NASA's B377SGT Super Guppy Turbine cargo aircraft touches down at Edwards Air Force Base, Calif. on June 11, 2000 to deliver the latest version of the X-38 flight test vehicle to NASA's Dryden Flight Research Center. (Photo by NASA)
2009: Bratislava, Slovakia-based airline SkyEurope files for bankruptcy and ceases operations.

2002: First flight of the Bombardier Learjet 40.

1999: LAPA Flight 3142, a Boeing 737-200, crashes on takeoff from Buenos Aires, killing 65 and injuring 34. The crash is blamed on the crew not properly extending flaps for departure.

1998: North Korea launches its first satellite, Kwangmyŏngsŏng.

1988: Delta Air Lines Flight 1141, a Boeing 727-200 (N473DA), crashes while attempting to take off from Dallas-Fort Worth International Airport for Salt Lake City, killing 14 of the 108 people onboard. Investigators discover the crew had failed to set the flaps and slats to takeoff configuration and the alarm that should have warned them was not operational.

1987: First test flight of the Mitsubishi H-60 helicopter, a Japanese-built version of the Sikorsky UH-60 Black Hawk.

1987: Thai Airways Flight 365, a Boeing 737-200, crashes into the sea on approach to Phuket, Thailand, killing all 83 people onboard. The pilots had been momentarily distracted by another aircraft, during which time they allowed their plane slow below stall speed and plummet into the water.

1986: Aeromexico Flight 498, a Douglas DC-9, while on approach to Los Angeles International Airport collides with a Piper PA-28-181 Archer over Cerritos, California. Both planes plummet to the earth, killing all 64 people on the DC-9, all three people on the Piper and 15 people on the ground.

1978: Boeing begins production of the 757.

1977: A Mikoyan-Gurevich MiG-25 reaches a record altitude of 123,523.62 ft. (23.39 miles) over Podmoskovnoye, USSR.

1969: Former heavyweight boxing champion Rocky Marciano is killed when the Cessna 172 he is on hits a tree two miles short of Newton Municipal Airport in Iowa while attempting to land during bad weather, also killing the pilot and another passenger. The crash is blamed on the pilot’s inexperience in Instrument Meteorological Conditions and night flying.

1968: Rolls-Royce powers up their new RB211 jet engine for the first time. Designed to power the Lockheed L-1011, future versions would be offered for the Boeing 747 and 757, the Tupolev Tu-204-120 and for re-enginging of the B-52H Stratofortress bomber. The modern Rolls-Royce Trent series is a descendant of the RB211.

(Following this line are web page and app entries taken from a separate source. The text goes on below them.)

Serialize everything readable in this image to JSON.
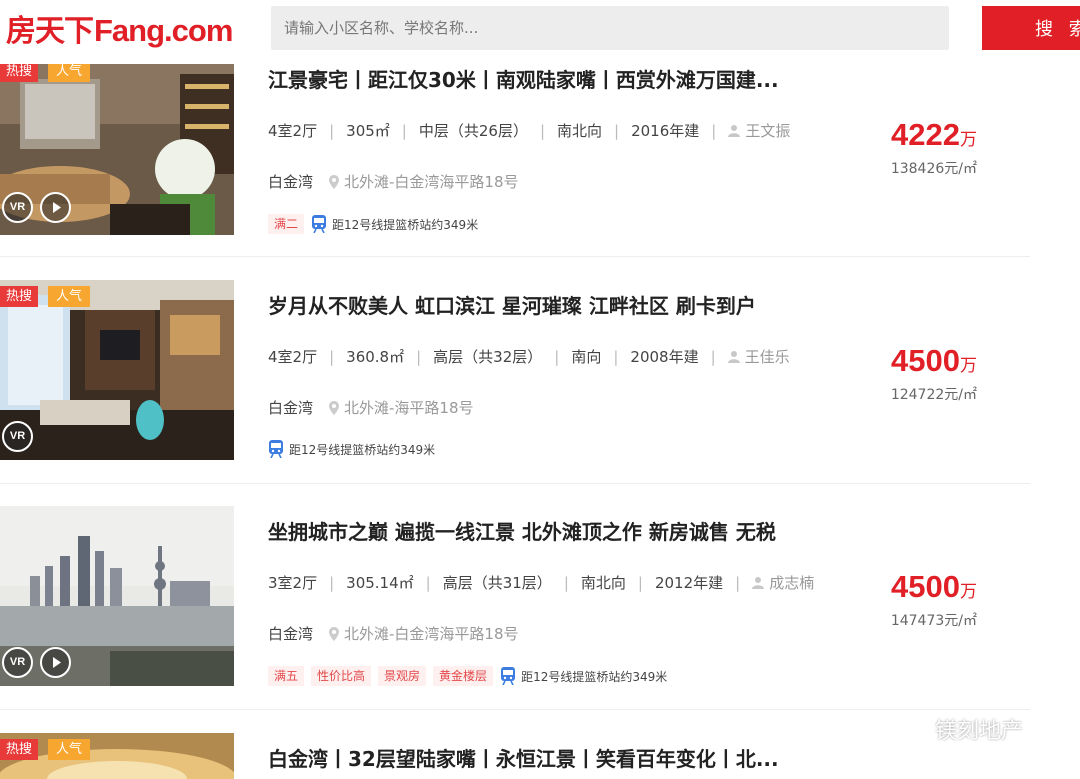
{
  "brand": {
    "logo_cn": "房天下",
    "logo_en": "Fang.com",
    "color": "#e02026"
  },
  "search": {
    "placeholder": "请输入小区名称、学校名称...",
    "button": "搜 索"
  },
  "listings": [
    {
      "tag_hot": "热搜",
      "tag_pop": "人气",
      "title": "江景豪宅丨距江仅30米丨南观陆家嘴丨西赏外滩万国建...",
      "rooms": "4室2厅",
      "area": "305㎡",
      "floor": "中层（共26层）",
      "orientation": "南北向",
      "year": "2016年建",
      "agent": "王文振",
      "community": "白金湾",
      "address": "北外滩-白金湾海平路18号",
      "chips": [
        "满二"
      ],
      "metro": "距12号线提篮桥站约349米",
      "price": "4222",
      "price_unit": "万",
      "unit_price": "138426元/㎡",
      "has_play": true
    },
    {
      "tag_hot": "热搜",
      "tag_pop": "人气",
      "title": "岁月从不败美人 虹口滨江 星河璀璨 江畔社区 刷卡到户",
      "rooms": "4室2厅",
      "area": "360.8㎡",
      "floor": "高层（共32层）",
      "orientation": "南向",
      "year": "2008年建",
      "agent": "王佳乐",
      "community": "白金湾",
      "address": "北外滩-海平路18号",
      "chips": [],
      "metro": "距12号线提篮桥站约349米",
      "price": "4500",
      "price_unit": "万",
      "unit_price": "124722元/㎡",
      "has_play": false
    },
    {
      "tag_hot": "",
      "tag_pop": "",
      "title": "坐拥城市之巅 遍揽一线江景 北外滩顶之作 新房诚售 无税",
      "rooms": "3室2厅",
      "area": "305.14㎡",
      "floor": "高层（共31层）",
      "orientation": "南北向",
      "year": "2012年建",
      "agent": "成志楠",
      "community": "白金湾",
      "address": "北外滩-白金湾海平路18号",
      "chips": [
        "满五",
        "性价比高",
        "景观房",
        "黄金楼层"
      ],
      "metro": "距12号线提篮桥站约349米",
      "price": "4500",
      "price_unit": "万",
      "unit_price": "147473元/㎡",
      "has_play": true
    },
    {
      "tag_hot": "热搜",
      "tag_pop": "人气",
      "title": "白金湾丨32层望陆家嘴丨永恒江景丨笑看百年变化丨北..."
    }
  ],
  "watermark": "镁刻地产",
  "icons": {
    "vr": "VR",
    "play": "play-icon",
    "pin": "location-pin-icon",
    "metro": "metro-icon",
    "agent": "person-icon"
  }
}
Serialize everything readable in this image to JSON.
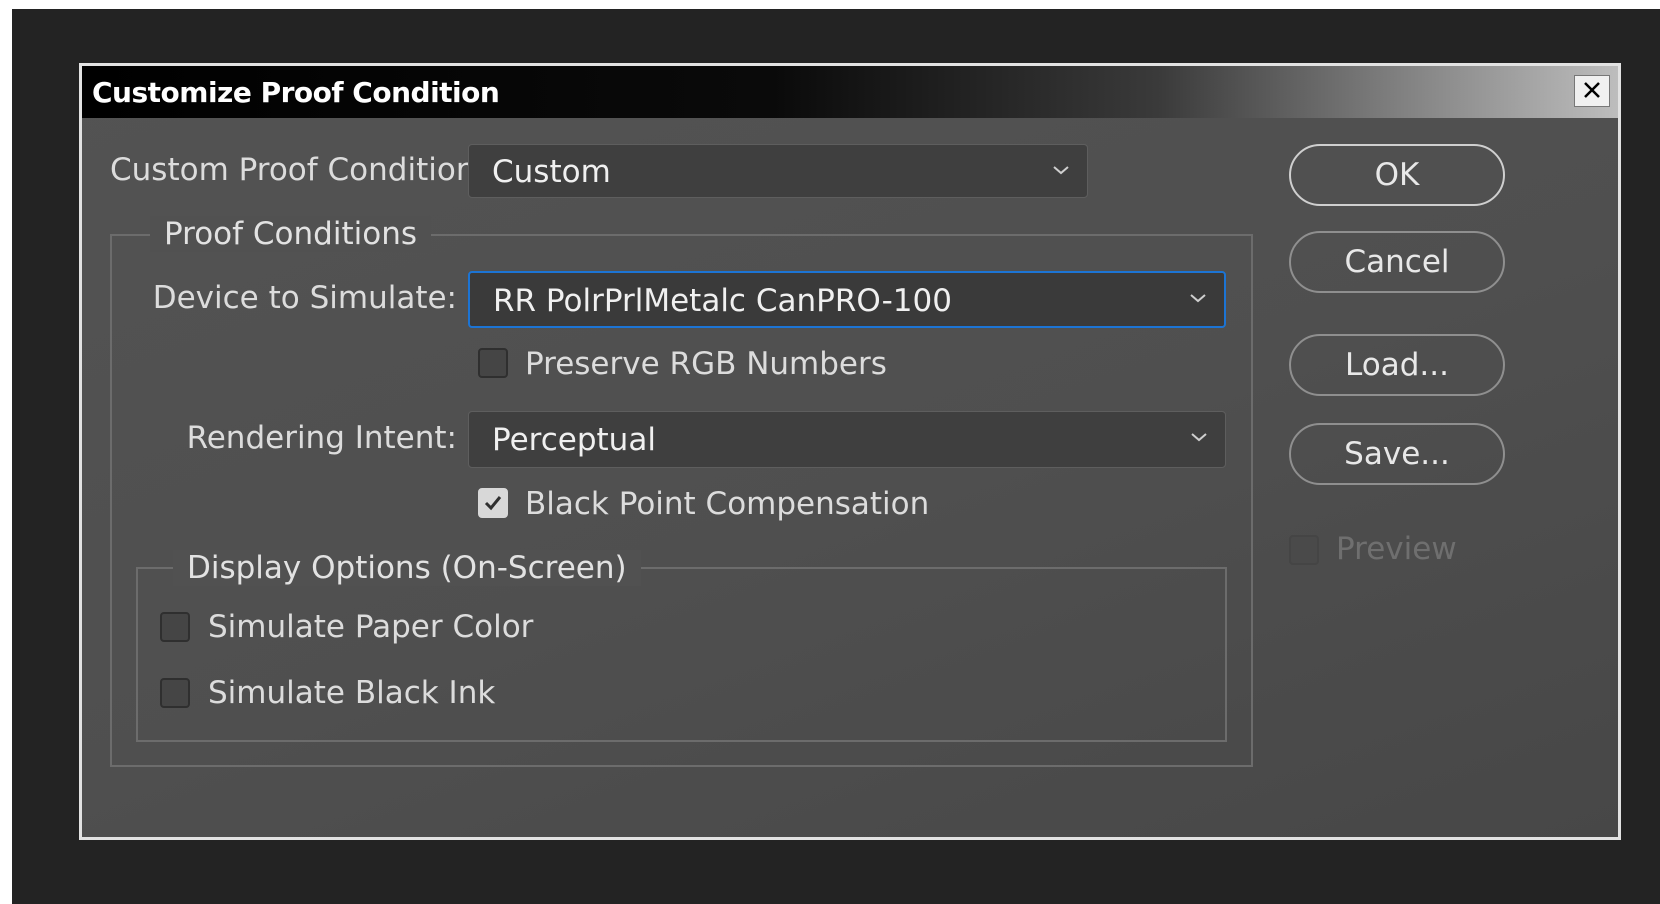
{
  "window": {
    "title": "Customize Proof Condition",
    "close_label": "✕"
  },
  "custom_proof_condition": {
    "label": "Custom Proof Condition:",
    "value": "Custom"
  },
  "proof_conditions": {
    "legend": "Proof Conditions",
    "device_label": "Device to Simulate:",
    "device_value": "RR PolrPrlMetalc CanPRO-100",
    "preserve_rgb": {
      "label": "Preserve RGB Numbers",
      "checked": false
    },
    "rendering_label": "Rendering Intent:",
    "rendering_value": "Perceptual",
    "black_point": {
      "label": "Black Point Compensation",
      "checked": true
    }
  },
  "display_options": {
    "legend": "Display Options (On-Screen)",
    "paper_color": {
      "label": "Simulate Paper Color",
      "checked": false
    },
    "black_ink": {
      "label": "Simulate Black Ink",
      "checked": false
    }
  },
  "buttons": {
    "ok": "OK",
    "cancel": "Cancel",
    "load": "Load...",
    "save": "Save..."
  },
  "preview": {
    "label": "Preview",
    "checked": false,
    "enabled": false
  },
  "colors": {
    "focus_border": "#1c74d4",
    "dialog_bg": "#515151",
    "backdrop": "#232323"
  }
}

1965: The Aero Spacelines B-377-SG/SGT Super Guppy makes its maiden flight.

1958: First flight of the North American A3J-1 Vigilante, an aircraft carrier-based supersonic bomber.

1956: First flight of the Boeing KC-135 Stratotanker aerial refueling tanker.

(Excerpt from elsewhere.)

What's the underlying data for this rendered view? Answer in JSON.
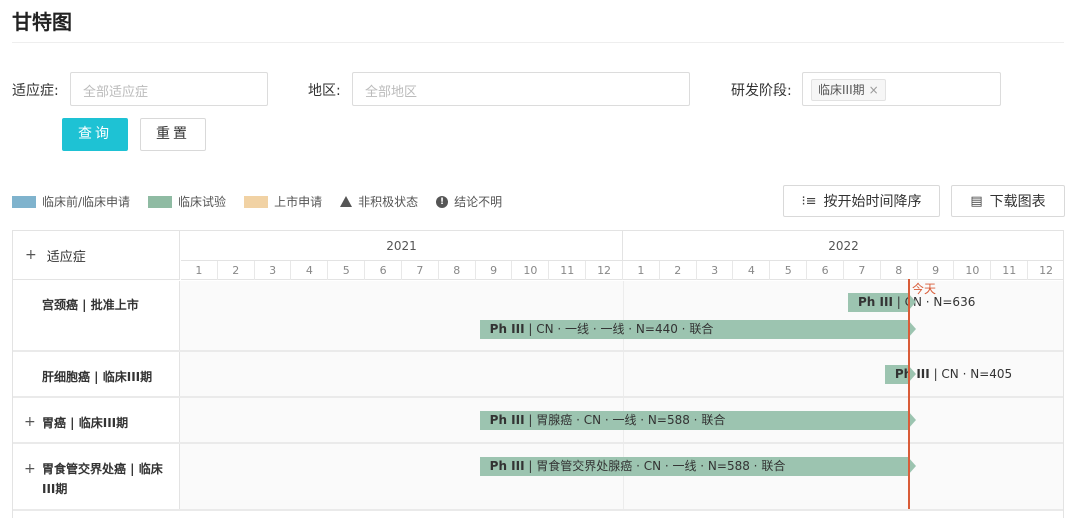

1956: The Avro Vulcan enters service with the RAF.

1950: TWA Flight 903, a Lockheed Constellation L-749A flying from Cairo to Rome, crashes outside of Cairo, killing all 55 people onboard. After an engine fire broke out, the plane attempted to return to Cairo, but went down far from the airport when the burning engine fell off.

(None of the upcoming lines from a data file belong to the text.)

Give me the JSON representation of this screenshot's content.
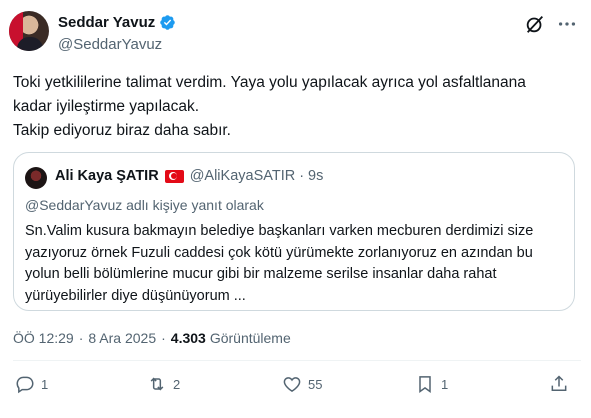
{
  "author": {
    "display_name": "Seddar Yavuz",
    "handle": "@SeddarYavuz"
  },
  "tweet": {
    "text_lines": [
      "Toki yetkililerine talimat verdim. Yaya yolu yapılacak ayrıca yol asfaltlanana",
      "kadar iyileştirme yapılacak.",
      "Takip ediyoruz biraz daha sabır."
    ]
  },
  "quote": {
    "display_name": "Ali Kaya ŞATIR",
    "handle": "@AliKayaSATIR",
    "separator": "·",
    "time": "9s",
    "reply_note": "@SeddarYavuz adlı kişiye yanıt olarak",
    "text_lines": [
      "Sn.Valim kusura bakmayın belediye başkanları varken mecburen derdimizi size",
      "yazıyoruz örnek Fuzuli caddesi çok kötü yürümekte zorlanıyoruz en azından bu",
      "yolun belli bölümlerine mucur gibi bir malzeme serilse insanlar daha rahat",
      "yürüyebilirler diye düşünüyorum ..."
    ]
  },
  "meta": {
    "time": "ÖÖ 12:29",
    "separator": "·",
    "date": "8 Ara 2025",
    "views_count": "4.303",
    "views_label": "Görüntüleme"
  },
  "actions": {
    "reply_count": "1",
    "retweet_count": "2",
    "like_count": "55",
    "bookmark_count": "1"
  },
  "icons": {
    "verified": "verified-badge-icon",
    "grok": "grok-icon",
    "more": "more-icon",
    "reply": "reply-icon",
    "retweet": "retweet-icon",
    "like": "heart-icon",
    "bookmark": "bookmark-icon",
    "share": "share-icon"
  },
  "colors": {
    "verified_blue": "#1d9bf0",
    "secondary_text": "#536471",
    "primary_text": "#0f1419",
    "border": "#cfd9de"
  }
}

1947: First flight of the Antonov An-2 “Colt” single-engine biplane.

1940: Pennsylvania Central Airlines Trip 19, a Douglas DC-3, crashes near Lovettsville, Virginia after flying through a thunderstorm and possibly being struck by lightning. US Senator Ernest Lundeen of Minnesota is among the 25 dead.

1925: U.S. Navy Commander John Rodgers and his crew take off from San Francisco, California in a PN-9 flying boat in an attempt to make the first transpacific flight from North America to the Hawaiian Islands. They are forced down in the Pacific Ocean on September 1 after flying 1,841.12 statute miles (2,964.77 km) nonstop. The four then sail the aircraft as a boat 450 nautical miles (833 km) farther toward Hawaii before being picked up by the U.S. Navy submarine USS R-4 (SS-81) 10 nautical miles (18.5 km) north of Kauai on September 10. Although unsuccessful, their flight sets a world nonstop distance record for Class C seaplanes which will stand until 1930.


  • Don Pierson

    Bottomline 31st August is not a good day to fly